The heat was defintiely getting to us, so we decided to go and relax on the beach, where you can rent deck chairs for hours at a time. Being here, you feel like you’re in a constant shade of orange with the sand being the same colour as the surrounding town! Touching the Atlantic Ocean was a highlight for me! There is just something about water lapping up over your feet that has traveled miles to be with you…in that one moment.
Liking the day trip idea, we headed to Ouzoud Waterfalls, located 150km from the city in the Grand Atlas region.
Considered one of Morocco’s natural wonders, Ouzoud falls have taken to being known as the most beautiful in Northern Africa even though they fall 7m short of being the highest on the continent!
The cascading falls take their name from ‘grinding grain’ and fall into pools as they descend into the valley below with its lush surrounds. The area of the falls remains relatively untouched by tourism, even though the falls are considered one of the top places to visit while in Morocco.
You can easily find tour operators in Marrakesh who offer various packages to get to the Tanaghmeilt village, where the falls are located. Morocco is rather affordable if you are on a budget, with our trip to Ouzoud costing no more that AUD30 each (USD25). The hike to the base of the falls is easy, with smooth paths and the occasional need to move a branch or two out of your way. As you venture down, you are met by locals who use the dusty soil for small crops. Once at the base of the falls there are a number of things that can be done from taking a boat ride closer to the splashing water, having a swim, feeding monkeys and enjoying a warm tagine.
There is a section where you can jump into the water from a small height – a challenge I took over 5 minutes to attempt – continually walking to look over the edge and then psyching myself out! Finally, due to one guy refusing to go unless I did, I jumped – scream free! Bless you, random guy! Poor Kieran – he videoed the whole time!
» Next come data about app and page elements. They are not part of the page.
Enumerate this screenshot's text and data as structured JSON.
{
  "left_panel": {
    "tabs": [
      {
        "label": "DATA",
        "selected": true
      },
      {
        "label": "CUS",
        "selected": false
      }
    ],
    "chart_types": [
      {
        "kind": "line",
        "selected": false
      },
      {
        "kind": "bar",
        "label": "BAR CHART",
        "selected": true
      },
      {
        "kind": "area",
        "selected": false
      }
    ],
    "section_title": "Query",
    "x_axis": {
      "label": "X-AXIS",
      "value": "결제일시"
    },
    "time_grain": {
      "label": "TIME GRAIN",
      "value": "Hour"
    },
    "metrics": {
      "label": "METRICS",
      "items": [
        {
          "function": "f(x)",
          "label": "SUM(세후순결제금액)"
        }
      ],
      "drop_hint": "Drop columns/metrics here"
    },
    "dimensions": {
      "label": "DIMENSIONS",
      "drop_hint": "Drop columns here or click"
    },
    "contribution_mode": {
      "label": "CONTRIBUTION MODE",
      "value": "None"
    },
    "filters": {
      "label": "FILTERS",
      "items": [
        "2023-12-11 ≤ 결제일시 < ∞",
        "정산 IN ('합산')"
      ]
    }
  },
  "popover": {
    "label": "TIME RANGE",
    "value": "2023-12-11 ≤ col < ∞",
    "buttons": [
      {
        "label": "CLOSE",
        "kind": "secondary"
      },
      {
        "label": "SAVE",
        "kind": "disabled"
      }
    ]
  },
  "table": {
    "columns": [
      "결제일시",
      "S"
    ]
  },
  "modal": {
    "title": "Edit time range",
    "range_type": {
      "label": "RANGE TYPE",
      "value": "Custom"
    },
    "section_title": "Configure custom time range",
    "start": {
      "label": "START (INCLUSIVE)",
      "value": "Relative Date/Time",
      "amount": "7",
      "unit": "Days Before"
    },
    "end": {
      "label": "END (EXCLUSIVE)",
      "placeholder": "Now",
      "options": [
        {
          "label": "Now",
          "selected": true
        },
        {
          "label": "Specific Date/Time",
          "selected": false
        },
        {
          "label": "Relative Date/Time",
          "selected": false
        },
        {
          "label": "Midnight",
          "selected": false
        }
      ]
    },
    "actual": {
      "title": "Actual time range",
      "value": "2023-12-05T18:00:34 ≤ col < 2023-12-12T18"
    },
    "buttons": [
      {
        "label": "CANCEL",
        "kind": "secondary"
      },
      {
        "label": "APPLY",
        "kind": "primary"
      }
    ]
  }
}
Marrakesh, our first taste of spicy Morocco, did not disappoint. Of course there is much more to do and see and I would indeed venture back again – but for the time being, my body can do without the 25 spice cleanse! Don’t let that deter you, however, for it truly is a magical place and one that I feel would be best enjoyed with a guide from time to time.
Leaving the hot and charming former imperial city in western Morocco, it was now the Sahara Desert that began calling our names!